Mississippi Rock and Minerals

Mississippi does not have many rock and mineral resources.

Much of Mississippi is built of sand, gravel, and mud brought down by the Mississippi River and which has filled a great bay in the Gulf Coast. The surface rises from the Gulf Coast and the river toward sedimentary rocks in the state that form a ridge in the northeast counties. Thus, petrified wood, jaspers and agates in the river gravels is the primary source of collectible rocks.

Mississippi has produced both oil and gas. Most of Mississippi's oil fields are located in the southern half of the state. All of the state's coal production comes from one mine that supplies lignite, which has a lower heating value and higher moisture content than other types of coal.

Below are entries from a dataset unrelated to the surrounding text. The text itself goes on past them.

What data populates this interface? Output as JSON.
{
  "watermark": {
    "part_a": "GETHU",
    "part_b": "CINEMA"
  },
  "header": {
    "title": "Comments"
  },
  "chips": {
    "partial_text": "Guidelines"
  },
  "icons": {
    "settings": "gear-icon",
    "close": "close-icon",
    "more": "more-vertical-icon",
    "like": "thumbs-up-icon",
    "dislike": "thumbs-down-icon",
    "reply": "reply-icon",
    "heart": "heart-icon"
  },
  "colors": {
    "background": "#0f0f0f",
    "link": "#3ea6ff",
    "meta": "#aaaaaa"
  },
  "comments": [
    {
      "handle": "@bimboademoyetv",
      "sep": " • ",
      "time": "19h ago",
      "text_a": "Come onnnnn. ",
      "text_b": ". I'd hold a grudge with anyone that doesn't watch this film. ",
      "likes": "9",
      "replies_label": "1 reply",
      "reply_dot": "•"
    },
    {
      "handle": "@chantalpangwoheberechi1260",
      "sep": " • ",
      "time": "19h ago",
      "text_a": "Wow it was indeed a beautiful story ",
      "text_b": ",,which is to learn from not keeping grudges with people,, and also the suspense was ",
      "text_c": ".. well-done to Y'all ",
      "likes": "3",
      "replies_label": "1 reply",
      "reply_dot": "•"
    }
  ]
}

The W.M. Browning Cretaceous Fossil Park is a small site in northeast Mississippi where anyone can dig for 75-million-year-old fossils. The park is located north of the city of Baldwyn, on Twenty Mile Creek at the intersection of U.S. Route 45 and road 7450. Excavations at this site have uncovered abundant shark teeth and other fossils from the Cretaceous age. Some fossils are found in the boulder-sized concretions in Twenty-mile Creek, but the greatest concentration was found below an oyster bed 40-feet higher.

Before venturing out-do some research on where and what you can collect. Remember you must have permission to collect on private property.

See my page on Rockhounding Rules for general information on the rules of collecting rocks on various lands.